━━ Given records

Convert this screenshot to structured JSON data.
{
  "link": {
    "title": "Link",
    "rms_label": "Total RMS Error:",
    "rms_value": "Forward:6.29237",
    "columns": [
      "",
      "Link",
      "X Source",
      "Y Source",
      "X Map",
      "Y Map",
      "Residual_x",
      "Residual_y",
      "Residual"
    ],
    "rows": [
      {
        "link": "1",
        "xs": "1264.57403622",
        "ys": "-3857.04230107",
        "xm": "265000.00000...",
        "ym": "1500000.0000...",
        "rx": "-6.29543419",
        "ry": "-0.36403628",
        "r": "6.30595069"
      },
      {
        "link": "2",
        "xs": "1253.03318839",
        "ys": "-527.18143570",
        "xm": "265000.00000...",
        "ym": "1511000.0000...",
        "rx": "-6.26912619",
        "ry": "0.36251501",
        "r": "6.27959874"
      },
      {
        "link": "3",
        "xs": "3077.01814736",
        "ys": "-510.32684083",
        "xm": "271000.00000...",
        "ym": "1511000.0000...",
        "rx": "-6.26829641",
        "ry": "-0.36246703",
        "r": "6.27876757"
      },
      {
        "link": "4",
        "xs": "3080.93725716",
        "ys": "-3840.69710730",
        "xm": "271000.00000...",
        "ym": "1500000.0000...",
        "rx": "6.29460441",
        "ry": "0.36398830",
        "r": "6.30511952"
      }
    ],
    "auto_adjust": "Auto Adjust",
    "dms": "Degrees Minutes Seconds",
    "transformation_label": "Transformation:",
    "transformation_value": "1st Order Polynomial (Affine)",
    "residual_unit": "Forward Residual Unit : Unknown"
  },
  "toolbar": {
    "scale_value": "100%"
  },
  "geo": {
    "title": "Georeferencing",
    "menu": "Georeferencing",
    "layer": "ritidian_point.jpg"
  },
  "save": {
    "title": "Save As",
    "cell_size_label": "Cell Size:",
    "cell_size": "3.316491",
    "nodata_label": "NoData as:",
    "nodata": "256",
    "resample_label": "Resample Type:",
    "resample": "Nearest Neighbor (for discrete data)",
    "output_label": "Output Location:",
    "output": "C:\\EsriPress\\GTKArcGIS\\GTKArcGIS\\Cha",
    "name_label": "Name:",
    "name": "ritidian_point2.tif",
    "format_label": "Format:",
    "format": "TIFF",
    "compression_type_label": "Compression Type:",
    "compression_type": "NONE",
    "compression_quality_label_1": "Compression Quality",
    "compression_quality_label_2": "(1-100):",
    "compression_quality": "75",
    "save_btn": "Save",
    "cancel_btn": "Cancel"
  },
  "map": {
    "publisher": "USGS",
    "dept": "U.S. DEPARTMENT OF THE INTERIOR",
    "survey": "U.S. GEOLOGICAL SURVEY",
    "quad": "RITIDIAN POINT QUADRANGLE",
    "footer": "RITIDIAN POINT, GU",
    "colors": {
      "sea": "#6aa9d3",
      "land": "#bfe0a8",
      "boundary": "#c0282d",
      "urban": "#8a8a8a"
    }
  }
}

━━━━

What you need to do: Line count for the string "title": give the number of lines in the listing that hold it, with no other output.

Task answer: 3